On Oct. 25, Eastman Chemical Co. confirmed that it was selling its North American PET unit to rival PET maker DAK Americas LLC for $600 million in cash. That acquisition includes more than 1 billion million pounds of PET resin capacity in Columbia, S.C., and gives Charlotte, N.C.-based DAK a North American market share of more than 40 percent.
Then on Nov. 12, Indorama Ventures Public Co. Ltd. snagged the North American PET resin and fiber assets of Invista including plants in Spartanburg, S.C., and Querétaro, Mexico, in a deal worth $420 million. Indorama, of Bangkok, earlier this year opened a 1 billion-pound-capacity plant in Decatur, Ala.
Both Eastman and Invista earlier had announced their intentions to sell their PET businesses, citing declining profits and low growth. The Eastman unit that includes PET had posted operating losses of $57 million in 2008, $66 million in 2009 and $1 million in the first nine months of 2010. Privately held Invista does not provide financial data, but in recent years the firm had closed down major PET plants in Millhaven, Ontario, and Greer, S.C.
Essentially, the move has reduced the number of major PET makers in North America from five to three listing M&G group along with DAK and Indorama as major players. Wellman Inc. and Nan Ya Plastics Corp. occupy smaller positions in the market. Another producer could join the mix early next year if Selenis follows through with plans to convert a specialty resin plant in the Montreal area over to PET production.
PET market consultant John Maddox said the recent consolidations have to be a good thing because of the poor shape the North American PET field has been in recently.
These companies had been struggling to make returns on investments, said Maddox, who is president of SBA-CCI Inc. in Jacksonville, Fla. The industry's been in bad shape. [PET resin makers] are being squeezed by raw material costs and by brand owners.
Consultant Mike Dewsbury, vice president of packaging with Resin Technology Inc. in Fort Worth, Texas, said the deals won't have an immediate impact on the health of the North American PET market.
It's the same health, just with different players, he said.
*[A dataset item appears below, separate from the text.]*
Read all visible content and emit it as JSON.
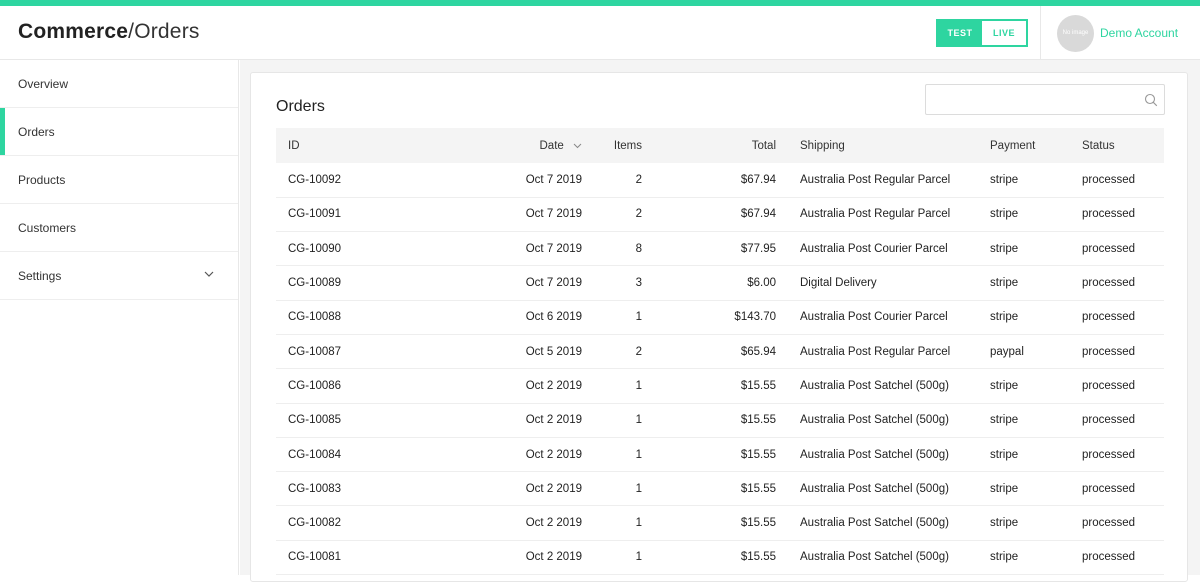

Eastman and DAK both already are highly integrated [in raw materials] and Indorama and Invista aren't integrated, so nothing's going to change there.
Both Dewsbury and Maddox said that DAK might benefit from having lower overhead than a public company like Eastman does. Maddox added that lightweighting of PET bottles using less resin per bottle is a huge component of the market's decreased profitability, but public criticism of carbonated soft drinks and bottled water also have played a role.
The naysayers of plastic packaging and of carbonated soft drinks have done a good job, he said.
Neither consultant expects DAK or Indorama to shut down any of their recently acquired PET capacity right away, especially since the prices paid were a bit more than expected.
DAK and Indorama paid a premium for [Eastman and Invista], so I'd be hard pressed to say they'll shut down capacity and keep it down, Dewsbury said. They're not going to decimate what they just purchased.
From a PET buyer's perspective, however, consolidation usually isn't a good thing, since it reduces the number of players, which can result in more competitive pricing, both consultants said.
If you're a buyer, you want as many crazy people in the market as possible, Maddox joked.